= Problem requirements =
Every entry that follows should be repeated exactly; drop the images.

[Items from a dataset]
↓

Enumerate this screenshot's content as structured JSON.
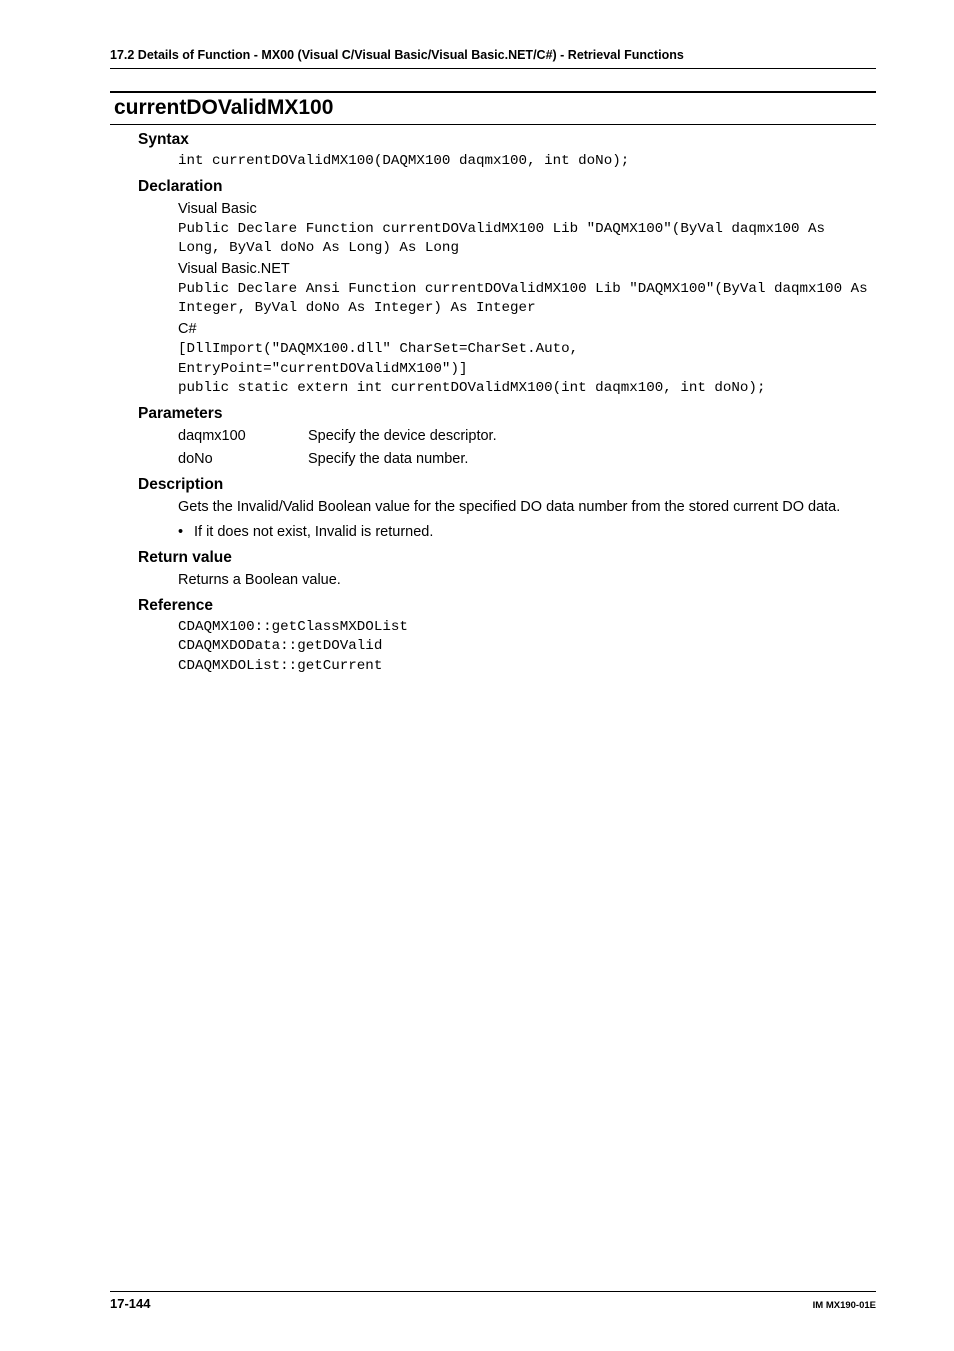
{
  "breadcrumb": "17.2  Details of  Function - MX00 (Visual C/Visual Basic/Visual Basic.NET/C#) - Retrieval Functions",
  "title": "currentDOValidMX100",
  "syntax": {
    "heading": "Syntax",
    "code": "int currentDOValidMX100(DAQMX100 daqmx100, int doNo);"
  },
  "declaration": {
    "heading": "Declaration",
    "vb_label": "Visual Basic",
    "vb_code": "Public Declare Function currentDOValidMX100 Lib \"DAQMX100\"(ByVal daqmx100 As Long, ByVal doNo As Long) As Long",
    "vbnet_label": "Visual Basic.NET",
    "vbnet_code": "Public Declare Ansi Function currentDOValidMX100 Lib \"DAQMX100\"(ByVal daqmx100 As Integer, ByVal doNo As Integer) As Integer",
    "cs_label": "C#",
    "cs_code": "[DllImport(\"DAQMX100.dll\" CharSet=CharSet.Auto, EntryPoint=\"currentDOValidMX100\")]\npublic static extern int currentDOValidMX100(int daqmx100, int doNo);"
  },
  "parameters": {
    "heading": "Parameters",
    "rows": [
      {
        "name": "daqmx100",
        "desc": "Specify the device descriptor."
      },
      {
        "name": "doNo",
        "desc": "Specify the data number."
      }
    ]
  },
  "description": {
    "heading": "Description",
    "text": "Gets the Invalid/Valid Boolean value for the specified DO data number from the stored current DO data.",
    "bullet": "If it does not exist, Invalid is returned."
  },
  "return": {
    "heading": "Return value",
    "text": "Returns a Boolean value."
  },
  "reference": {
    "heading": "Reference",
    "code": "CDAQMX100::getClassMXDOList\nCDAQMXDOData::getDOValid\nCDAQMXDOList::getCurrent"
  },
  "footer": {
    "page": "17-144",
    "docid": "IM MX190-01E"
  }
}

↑

= Solution to this problem =
Enumerate this screenshot's content as structured JSON.
{
  "breadcrumb": "17.2  Details of  Function - MX00 (Visual C/Visual Basic/Visual Basic.NET/C#) - Retrieval Functions",
  "title": "currentDOValidMX100",
  "syntax": {
    "heading": "Syntax",
    "code": "int currentDOValidMX100(DAQMX100 daqmx100, int doNo);"
  },
  "declaration": {
    "heading": "Declaration",
    "vb_label": "Visual Basic",
    "vb_code": "Public Declare Function currentDOValidMX100 Lib \"DAQMX100\"(ByVal daqmx100 As Long, ByVal doNo As Long) As Long",
    "vbnet_label": "Visual Basic.NET",
    "vbnet_code": "Public Declare Ansi Function currentDOValidMX100 Lib \"DAQMX100\"(ByVal daqmx100 As Integer, ByVal doNo As Integer) As Integer",
    "cs_label": "C#",
    "cs_code": "[DllImport(\"DAQMX100.dll\" CharSet=CharSet.Auto, EntryPoint=\"currentDOValidMX100\")]\npublic static extern int currentDOValidMX100(int daqmx100, int doNo);"
  },
  "parameters": {
    "heading": "Parameters",
    "rows": [
      {
        "name": "daqmx100",
        "desc": "Specify the device descriptor."
      },
      {
        "name": "doNo",
        "desc": "Specify the data number."
      }
    ]
  },
  "description": {
    "heading": "Description",
    "text": "Gets the Invalid/Valid Boolean value for the specified DO data number from the stored current DO data.",
    "bullet": "If it does not exist, Invalid is returned."
  },
  "return": {
    "heading": "Return value",
    "text": "Returns a Boolean value."
  },
  "reference": {
    "heading": "Reference",
    "code": "CDAQMX100::getClassMXDOList\nCDAQMXDOData::getDOValid\nCDAQMXDOList::getCurrent"
  },
  "footer": {
    "page": "17-144",
    "docid": "IM MX190-01E"
  }
}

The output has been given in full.